Exercise requirements:
Here is a listing. Write it out again without a single difference.
-----
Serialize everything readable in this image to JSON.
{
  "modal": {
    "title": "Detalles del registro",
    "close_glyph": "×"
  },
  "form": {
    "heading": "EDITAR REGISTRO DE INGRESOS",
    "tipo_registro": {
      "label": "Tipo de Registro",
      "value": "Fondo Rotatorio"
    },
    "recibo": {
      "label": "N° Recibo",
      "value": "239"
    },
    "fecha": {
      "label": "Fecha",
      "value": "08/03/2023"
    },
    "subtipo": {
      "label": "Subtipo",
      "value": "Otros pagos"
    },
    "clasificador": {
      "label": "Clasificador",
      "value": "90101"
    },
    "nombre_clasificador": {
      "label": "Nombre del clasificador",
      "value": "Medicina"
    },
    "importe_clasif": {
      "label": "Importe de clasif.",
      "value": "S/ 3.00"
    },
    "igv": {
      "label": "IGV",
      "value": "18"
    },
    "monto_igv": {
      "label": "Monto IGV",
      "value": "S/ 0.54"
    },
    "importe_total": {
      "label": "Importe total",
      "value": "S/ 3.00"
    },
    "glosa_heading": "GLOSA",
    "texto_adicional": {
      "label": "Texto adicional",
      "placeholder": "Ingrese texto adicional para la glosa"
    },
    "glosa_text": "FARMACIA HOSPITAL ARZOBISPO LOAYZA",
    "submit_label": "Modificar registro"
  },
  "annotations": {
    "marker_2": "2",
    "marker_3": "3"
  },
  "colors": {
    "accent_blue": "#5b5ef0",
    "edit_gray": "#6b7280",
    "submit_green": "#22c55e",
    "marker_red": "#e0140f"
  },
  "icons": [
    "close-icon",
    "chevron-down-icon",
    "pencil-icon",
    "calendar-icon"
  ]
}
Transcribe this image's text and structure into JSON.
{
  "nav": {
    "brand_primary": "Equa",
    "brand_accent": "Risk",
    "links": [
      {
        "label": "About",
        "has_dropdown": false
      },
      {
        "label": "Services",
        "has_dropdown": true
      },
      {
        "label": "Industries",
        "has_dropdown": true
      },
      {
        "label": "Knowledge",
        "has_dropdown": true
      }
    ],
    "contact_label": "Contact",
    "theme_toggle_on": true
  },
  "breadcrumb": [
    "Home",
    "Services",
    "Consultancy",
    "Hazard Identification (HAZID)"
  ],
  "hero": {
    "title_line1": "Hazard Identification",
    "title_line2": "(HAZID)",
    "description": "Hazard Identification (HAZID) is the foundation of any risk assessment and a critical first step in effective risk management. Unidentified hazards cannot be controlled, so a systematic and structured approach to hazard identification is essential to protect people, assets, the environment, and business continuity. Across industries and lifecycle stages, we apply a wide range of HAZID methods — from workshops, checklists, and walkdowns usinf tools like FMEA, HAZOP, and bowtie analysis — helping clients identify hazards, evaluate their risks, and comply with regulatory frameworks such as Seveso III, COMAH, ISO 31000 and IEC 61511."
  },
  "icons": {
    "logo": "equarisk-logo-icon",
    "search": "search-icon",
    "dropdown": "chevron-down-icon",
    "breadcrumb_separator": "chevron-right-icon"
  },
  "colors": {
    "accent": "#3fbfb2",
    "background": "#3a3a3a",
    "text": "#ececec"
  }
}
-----
Reply:
Serialize everything readable in this image to JSON.
{
  "modal": {
    "title": "Detalles del registro",
    "close_glyph": "×"
  },
  "form": {
    "heading": "EDITAR REGISTRO DE INGRESOS",
    "tipo_registro": {
      "label": "Tipo de Registro",
      "value": "Fondo Rotatorio"
    },
    "recibo": {
      "label": "N° Recibo",
      "value": "239"
    },
    "fecha": {
      "label": "Fecha",
      "value": "08/03/2023"
    },
    "subtipo": {
      "label": "Subtipo",
      "value": "Otros pagos"
    },
    "clasificador": {
      "label": "Clasificador",
      "value": "90101"
    },
    "nombre_clasificador": {
      "label": "Nombre del clasificador",
      "value": "Medicina"
    },
    "importe_clasif": {
      "label": "Importe de clasif.",
      "value": "S/ 3.00"
    },
    "igv": {
      "label": "IGV",
      "value": "18"
    },
    "monto_igv": {
      "label": "Monto IGV",
      "value": "S/ 0.54"
    },
    "importe_total": {
      "label": "Importe total",
      "value": "S/ 3.00"
    },
    "glosa_heading": "GLOSA",
    "texto_adicional": {
      "label": "Texto adicional",
      "placeholder": "Ingrese texto adicional para la glosa"
    },
    "glosa_text": "FARMACIA HOSPITAL ARZOBISPO LOAYZA",
    "submit_label": "Modificar registro"
  },
  "annotations": {
    "marker_2": "2",
    "marker_3": "3"
  },
  "colors": {
    "accent_blue": "#5b5ef0",
    "edit_gray": "#6b7280",
    "submit_green": "#22c55e",
    "marker_red": "#e0140f"
  },
  "icons": [
    "close-icon",
    "chevron-down-icon",
    "pencil-icon",
    "calendar-icon"
  ]
}
Transcribe this image's text and structure into JSON.
{
  "nav": {
    "brand_primary": "Equa",
    "brand_accent": "Risk",
    "links": [
      {
        "label": "About",
        "has_dropdown": false
      },
      {
        "label": "Services",
        "has_dropdown": true
      },
      {
        "label": "Industries",
        "has_dropdown": true
      },
      {
        "label": "Knowledge",
        "has_dropdown": true
      }
    ],
    "contact_label": "Contact",
    "theme_toggle_on": true
  },
  "breadcrumb": [
    "Home",
    "Services",
    "Consultancy",
    "Hazard Identification (HAZID)"
  ],
  "hero": {
    "title_line1": "Hazard Identification",
    "title_line2": "(HAZID)",
    "description": "Hazard Identification (HAZID) is the foundation of any risk assessment and a critical first step in effective risk management. Unidentified hazards cannot be controlled, so a systematic and structured approach to hazard identification is essential to protect people, assets, the environment, and business continuity. Across industries and lifecycle stages, we apply a wide range of HAZID methods — from workshops, checklists, and walkdowns usinf tools like FMEA, HAZOP, and bowtie analysis — helping clients identify hazards, evaluate their risks, and comply with regulatory frameworks such as Seveso III, COMAH, ISO 31000 and IEC 61511."
  },
  "icons": {
    "logo": "equarisk-logo-icon",
    "search": "search-icon",
    "dropdown": "chevron-down-icon",
    "breadcrumb_separator": "chevron-right-icon"
  },
  "colors": {
    "accent": "#3fbfb2",
    "background": "#3a3a3a",
    "text": "#ececec"
  }
}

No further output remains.